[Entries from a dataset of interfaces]
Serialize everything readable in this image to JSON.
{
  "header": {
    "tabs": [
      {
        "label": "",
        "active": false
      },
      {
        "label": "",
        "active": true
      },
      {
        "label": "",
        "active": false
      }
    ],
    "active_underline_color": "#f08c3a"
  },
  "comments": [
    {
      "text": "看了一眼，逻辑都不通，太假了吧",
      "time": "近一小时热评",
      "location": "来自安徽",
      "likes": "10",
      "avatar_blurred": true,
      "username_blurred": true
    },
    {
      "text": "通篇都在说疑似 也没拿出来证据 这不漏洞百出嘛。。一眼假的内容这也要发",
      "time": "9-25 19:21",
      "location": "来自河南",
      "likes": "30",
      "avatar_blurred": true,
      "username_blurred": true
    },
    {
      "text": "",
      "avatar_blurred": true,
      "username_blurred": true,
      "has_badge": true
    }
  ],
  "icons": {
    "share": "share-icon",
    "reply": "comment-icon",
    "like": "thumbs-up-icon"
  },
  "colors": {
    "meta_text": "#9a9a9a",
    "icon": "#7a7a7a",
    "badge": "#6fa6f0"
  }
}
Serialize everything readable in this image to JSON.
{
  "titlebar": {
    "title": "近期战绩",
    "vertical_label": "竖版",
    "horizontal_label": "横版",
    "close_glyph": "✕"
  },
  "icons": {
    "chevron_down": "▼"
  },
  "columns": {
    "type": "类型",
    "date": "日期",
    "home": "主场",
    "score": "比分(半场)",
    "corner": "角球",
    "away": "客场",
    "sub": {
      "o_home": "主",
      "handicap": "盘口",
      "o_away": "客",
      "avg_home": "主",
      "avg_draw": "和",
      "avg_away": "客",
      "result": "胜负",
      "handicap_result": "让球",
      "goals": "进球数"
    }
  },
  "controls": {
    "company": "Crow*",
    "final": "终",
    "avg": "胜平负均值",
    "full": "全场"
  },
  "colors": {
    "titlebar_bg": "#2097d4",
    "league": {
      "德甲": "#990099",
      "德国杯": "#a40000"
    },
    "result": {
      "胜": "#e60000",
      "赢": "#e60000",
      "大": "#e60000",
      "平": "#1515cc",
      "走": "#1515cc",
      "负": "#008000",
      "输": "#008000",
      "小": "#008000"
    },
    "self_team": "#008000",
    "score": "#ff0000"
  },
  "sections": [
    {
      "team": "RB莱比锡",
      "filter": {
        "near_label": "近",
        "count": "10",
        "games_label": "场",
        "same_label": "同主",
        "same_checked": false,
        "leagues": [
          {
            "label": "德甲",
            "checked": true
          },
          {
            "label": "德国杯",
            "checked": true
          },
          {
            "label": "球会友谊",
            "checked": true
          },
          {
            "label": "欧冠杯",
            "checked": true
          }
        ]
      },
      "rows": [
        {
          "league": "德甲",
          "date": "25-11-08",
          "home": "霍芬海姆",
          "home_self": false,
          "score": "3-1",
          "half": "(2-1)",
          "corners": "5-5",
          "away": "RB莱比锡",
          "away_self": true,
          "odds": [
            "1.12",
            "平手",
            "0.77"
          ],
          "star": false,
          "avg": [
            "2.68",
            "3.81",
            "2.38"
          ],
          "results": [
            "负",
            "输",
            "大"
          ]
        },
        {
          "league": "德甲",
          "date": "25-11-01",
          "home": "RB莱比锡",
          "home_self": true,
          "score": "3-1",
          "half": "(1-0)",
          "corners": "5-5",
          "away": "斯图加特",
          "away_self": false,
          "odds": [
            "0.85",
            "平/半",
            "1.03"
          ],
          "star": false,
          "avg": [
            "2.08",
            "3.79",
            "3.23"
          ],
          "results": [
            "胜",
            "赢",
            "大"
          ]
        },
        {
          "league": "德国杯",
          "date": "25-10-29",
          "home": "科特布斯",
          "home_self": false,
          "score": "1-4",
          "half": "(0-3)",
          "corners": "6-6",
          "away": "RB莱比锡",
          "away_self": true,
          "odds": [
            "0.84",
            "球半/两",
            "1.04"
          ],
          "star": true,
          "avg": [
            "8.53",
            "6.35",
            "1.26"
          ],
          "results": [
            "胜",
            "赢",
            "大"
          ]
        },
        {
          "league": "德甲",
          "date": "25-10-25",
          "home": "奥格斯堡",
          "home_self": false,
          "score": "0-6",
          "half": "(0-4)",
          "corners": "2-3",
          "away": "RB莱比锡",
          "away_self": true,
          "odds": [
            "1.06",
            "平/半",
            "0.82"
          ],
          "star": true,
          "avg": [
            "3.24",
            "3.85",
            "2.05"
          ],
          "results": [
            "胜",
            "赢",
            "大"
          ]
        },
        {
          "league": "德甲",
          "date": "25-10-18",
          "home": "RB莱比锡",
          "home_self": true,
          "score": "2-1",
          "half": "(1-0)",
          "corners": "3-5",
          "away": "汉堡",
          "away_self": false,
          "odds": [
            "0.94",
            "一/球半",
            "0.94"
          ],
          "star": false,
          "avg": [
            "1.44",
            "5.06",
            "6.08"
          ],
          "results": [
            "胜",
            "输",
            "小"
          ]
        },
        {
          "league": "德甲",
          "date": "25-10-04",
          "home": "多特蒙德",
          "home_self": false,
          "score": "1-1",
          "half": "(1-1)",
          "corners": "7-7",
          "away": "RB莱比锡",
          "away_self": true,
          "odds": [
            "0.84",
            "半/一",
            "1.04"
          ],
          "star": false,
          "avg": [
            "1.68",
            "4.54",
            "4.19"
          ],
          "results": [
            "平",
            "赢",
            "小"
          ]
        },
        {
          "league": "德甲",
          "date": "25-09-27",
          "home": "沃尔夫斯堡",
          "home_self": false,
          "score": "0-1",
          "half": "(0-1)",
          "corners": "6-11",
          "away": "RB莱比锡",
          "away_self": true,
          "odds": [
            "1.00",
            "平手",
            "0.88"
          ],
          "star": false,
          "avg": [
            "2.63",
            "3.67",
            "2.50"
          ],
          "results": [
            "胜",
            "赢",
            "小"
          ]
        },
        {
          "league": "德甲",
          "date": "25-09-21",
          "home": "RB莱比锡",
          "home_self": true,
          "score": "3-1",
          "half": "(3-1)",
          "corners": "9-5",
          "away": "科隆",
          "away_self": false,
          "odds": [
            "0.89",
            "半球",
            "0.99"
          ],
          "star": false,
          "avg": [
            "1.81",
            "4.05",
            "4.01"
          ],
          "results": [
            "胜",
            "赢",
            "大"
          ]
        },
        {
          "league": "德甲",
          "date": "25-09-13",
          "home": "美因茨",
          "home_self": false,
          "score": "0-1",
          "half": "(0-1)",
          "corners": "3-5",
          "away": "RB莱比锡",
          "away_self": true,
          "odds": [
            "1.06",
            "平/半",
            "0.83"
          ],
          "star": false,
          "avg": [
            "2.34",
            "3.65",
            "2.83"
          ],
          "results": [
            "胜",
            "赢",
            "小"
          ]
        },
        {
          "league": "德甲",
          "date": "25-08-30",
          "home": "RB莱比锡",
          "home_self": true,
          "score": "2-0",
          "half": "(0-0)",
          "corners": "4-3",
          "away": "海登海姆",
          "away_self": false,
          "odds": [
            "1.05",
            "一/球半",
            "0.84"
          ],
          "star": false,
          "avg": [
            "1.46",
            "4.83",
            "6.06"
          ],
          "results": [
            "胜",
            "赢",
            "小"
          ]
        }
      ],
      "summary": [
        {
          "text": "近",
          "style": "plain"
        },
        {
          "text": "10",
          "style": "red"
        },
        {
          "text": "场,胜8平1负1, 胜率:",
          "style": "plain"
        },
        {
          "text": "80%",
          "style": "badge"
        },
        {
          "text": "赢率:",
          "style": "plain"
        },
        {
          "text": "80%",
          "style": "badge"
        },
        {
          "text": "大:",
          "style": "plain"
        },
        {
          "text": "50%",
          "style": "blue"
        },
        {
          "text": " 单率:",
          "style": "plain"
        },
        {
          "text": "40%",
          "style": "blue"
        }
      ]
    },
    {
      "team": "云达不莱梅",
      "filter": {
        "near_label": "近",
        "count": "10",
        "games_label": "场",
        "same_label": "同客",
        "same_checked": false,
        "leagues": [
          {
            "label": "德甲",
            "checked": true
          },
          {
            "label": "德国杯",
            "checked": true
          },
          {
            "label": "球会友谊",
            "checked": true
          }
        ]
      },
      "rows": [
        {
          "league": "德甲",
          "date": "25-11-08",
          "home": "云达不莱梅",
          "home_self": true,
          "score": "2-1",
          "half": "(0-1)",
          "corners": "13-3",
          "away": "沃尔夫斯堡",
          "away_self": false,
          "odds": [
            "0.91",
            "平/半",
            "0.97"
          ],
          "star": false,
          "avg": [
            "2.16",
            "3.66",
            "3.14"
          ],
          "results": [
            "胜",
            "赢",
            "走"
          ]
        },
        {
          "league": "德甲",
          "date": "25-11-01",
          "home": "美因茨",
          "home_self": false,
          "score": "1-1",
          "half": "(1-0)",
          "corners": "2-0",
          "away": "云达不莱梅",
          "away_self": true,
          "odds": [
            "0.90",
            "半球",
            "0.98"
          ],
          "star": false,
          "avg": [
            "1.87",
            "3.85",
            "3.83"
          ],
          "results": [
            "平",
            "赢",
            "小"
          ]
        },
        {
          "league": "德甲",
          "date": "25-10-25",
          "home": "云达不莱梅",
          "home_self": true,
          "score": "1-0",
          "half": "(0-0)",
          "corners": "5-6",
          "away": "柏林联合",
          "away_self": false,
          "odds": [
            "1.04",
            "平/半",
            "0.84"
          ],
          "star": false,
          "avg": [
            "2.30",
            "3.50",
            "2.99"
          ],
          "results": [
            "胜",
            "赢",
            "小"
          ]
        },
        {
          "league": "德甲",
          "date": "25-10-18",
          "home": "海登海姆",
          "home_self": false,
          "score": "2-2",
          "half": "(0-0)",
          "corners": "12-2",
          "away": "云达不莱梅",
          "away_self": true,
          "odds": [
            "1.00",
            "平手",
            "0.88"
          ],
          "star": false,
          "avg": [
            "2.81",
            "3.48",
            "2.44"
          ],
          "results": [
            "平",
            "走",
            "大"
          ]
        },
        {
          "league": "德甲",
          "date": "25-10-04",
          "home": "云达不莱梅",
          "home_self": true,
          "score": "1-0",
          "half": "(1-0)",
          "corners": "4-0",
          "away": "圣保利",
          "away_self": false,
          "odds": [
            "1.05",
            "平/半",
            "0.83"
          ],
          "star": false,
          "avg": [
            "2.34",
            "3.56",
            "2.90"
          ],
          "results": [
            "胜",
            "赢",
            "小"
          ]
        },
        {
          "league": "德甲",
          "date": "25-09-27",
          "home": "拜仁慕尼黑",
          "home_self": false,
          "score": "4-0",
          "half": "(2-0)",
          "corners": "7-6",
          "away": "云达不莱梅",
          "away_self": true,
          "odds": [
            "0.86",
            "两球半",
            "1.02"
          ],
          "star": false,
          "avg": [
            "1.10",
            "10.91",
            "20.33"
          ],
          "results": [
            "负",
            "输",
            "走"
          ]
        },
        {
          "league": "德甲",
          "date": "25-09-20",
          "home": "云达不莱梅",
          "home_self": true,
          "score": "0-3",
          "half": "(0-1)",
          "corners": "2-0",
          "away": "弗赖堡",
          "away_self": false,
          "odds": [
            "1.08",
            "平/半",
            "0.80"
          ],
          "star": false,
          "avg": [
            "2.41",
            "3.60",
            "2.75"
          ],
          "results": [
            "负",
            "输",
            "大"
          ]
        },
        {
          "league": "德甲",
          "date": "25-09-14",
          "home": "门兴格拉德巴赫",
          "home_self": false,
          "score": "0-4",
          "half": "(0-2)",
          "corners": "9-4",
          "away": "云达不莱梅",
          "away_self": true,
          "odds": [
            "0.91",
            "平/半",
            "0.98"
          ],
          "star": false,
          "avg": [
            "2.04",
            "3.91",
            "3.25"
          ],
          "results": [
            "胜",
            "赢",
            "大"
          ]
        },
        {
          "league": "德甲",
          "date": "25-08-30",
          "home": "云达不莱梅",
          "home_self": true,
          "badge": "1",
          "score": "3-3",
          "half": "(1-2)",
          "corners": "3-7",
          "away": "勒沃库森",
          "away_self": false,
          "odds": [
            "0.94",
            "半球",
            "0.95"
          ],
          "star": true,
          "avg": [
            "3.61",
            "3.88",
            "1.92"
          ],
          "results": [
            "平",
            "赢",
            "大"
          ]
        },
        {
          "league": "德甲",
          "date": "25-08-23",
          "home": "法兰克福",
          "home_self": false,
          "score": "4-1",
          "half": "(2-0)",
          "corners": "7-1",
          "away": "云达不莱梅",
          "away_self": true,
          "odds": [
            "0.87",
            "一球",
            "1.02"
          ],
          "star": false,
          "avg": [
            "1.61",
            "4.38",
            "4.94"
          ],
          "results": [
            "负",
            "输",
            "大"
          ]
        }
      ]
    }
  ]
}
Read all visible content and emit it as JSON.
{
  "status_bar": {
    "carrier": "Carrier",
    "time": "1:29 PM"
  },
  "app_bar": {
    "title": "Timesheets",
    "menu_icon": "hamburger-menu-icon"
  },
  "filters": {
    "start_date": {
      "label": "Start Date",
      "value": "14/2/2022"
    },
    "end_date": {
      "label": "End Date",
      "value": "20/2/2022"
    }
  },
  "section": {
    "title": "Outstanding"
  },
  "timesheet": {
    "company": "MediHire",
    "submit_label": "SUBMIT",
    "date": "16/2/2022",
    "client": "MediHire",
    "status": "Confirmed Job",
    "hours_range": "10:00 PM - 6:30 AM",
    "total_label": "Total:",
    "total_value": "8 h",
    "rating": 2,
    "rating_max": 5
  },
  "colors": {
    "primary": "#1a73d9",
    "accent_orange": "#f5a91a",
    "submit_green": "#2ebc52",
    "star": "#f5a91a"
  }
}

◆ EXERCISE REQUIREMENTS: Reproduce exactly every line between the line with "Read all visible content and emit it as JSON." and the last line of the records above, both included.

◆ YOUR SOLUTION:
Read all visible content and emit it as JSON.
{
  "status_bar": {
    "carrier": "Carrier",
    "time": "1:29 PM"
  },
  "app_bar": {
    "title": "Timesheets",
    "menu_icon": "hamburger-menu-icon"
  },
  "filters": {
    "start_date": {
      "label": "Start Date",
      "value": "14/2/2022"
    },
    "end_date": {
      "label": "End Date",
      "value": "20/2/2022"
    }
  },
  "section": {
    "title": "Outstanding"
  },
  "timesheet": {
    "company": "MediHire",
    "submit_label": "SUBMIT",
    "date": "16/2/2022",
    "client": "MediHire",
    "status": "Confirmed Job",
    "hours_range": "10:00 PM - 6:30 AM",
    "total_label": "Total:",
    "total_value": "8 h",
    "rating": 2,
    "rating_max": 5
  },
  "colors": {
    "primary": "#1a73d9",
    "accent_orange": "#f5a91a",
    "submit_green": "#2ebc52",
    "star": "#f5a91a"
  }
}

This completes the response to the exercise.